bed mining, sea tailings disposal will also impact their marine
Our goal is getting them through a process to think and work out what
they can do to address this issue and to develop actions plans to move
forward. Our effort has seen Karkum village in Madang, established its
locally managed marine area using conservation deed in 2008 (Please
see the media article).

In 2007, we developed and facilitated a yearlong series of
conservation deed training workshops in villages along the north coast
of Papua New Guinea.

We worked closely with community partners to hold trainings and
community development activities for a total of 8 villages
representing approximately 3,500 people. Through this process, the
communities came together for workshops in sea turtle and marine
resource protection identify conservation measures to which they will
choose in exchange for support of community needs, such as health
centers and books for libraries and other social and infrastructure
developments. Additionally, the communities have requested help in
fighting the threat of deep-sea mining. As the conservation deed
process continues, we are providing assistance and consultation to
villagers on the best way to address these threats.

We have developed a core group of activist volunteers to assist with
the conservation deed process and other efforts in the region. The
volunteers in several communities are now conducting land and
marine-based resource surveys to provide detailed parameters for
developing conservation deeds. Village leaders and volunteers, as well
as individual resource owners, are highly interested in moving the
conservation deed process forward.
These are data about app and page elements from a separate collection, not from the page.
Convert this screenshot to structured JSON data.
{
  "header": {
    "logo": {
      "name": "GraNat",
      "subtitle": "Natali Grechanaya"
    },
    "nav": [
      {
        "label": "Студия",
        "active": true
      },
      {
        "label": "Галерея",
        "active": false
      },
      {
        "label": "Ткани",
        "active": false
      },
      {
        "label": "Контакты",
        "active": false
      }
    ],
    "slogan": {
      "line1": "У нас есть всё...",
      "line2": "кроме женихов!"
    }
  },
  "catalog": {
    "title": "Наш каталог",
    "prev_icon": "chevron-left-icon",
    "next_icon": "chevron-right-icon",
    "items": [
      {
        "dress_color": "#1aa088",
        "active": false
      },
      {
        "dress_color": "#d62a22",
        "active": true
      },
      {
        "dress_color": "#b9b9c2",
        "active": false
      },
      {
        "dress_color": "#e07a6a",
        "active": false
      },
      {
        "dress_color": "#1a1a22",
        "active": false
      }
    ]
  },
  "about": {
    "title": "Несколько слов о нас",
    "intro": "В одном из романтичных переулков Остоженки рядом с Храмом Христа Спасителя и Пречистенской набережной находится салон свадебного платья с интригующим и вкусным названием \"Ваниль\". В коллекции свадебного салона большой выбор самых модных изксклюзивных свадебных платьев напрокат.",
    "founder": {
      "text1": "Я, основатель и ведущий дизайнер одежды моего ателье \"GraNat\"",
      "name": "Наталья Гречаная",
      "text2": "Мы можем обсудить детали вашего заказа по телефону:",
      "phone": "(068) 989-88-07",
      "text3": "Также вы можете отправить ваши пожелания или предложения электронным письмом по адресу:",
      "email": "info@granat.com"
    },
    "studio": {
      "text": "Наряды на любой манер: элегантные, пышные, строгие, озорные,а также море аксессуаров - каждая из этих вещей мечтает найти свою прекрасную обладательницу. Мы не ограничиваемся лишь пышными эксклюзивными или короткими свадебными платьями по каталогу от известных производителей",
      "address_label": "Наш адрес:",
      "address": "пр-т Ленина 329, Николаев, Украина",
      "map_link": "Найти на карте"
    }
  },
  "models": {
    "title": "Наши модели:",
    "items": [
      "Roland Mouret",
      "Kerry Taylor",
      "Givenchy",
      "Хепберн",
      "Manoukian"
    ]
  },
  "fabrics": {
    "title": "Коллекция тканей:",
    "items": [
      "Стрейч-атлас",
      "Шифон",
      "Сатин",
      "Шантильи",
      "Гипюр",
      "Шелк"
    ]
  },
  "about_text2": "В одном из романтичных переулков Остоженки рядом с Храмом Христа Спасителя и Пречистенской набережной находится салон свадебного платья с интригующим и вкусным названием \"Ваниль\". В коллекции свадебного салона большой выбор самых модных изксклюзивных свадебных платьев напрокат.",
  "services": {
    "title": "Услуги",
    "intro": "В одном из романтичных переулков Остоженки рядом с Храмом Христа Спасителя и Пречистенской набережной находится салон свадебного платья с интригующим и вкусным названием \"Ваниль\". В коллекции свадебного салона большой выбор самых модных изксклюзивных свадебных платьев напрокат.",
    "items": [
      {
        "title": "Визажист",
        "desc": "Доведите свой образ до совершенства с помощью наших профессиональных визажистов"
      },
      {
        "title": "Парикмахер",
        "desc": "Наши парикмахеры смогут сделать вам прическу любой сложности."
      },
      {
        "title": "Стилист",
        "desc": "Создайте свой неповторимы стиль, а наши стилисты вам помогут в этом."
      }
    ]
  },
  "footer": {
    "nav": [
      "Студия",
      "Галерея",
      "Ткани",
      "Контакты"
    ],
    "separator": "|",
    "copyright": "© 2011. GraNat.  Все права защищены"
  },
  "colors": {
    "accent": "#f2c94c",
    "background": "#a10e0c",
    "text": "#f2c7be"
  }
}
We have continued to conduct
resource awareness seminars, surveys, and deed development into 2008.

Concurrent with the work to gain community support for immediate sea
turtle protections, we are building awareness of the impacts on
coastal villages of sea bed mining, sea tailings disposal, commercial
fishing, pollution and related issues. We are also working to educate
governmental leaders, university professors, urban professionals and
others in the nation about the financial and environmental impacts of
these issues. This year we are working to further engage these groups
and individuals in preparing an international call to protect PNG
waters from sea bed mining.

For further information and queries please do not hesitate to contact
Mr. Wenceslaus Magun on telephone number digicel 719 59665
or email:

We can supply further information should you require them.

For further recommendation of our efforts please contact the Education
Officer for Mahonia Na Dari, Ms Adolphina Luvongit on: or Damien Ase on

Yours sincerely,

The National Coordinator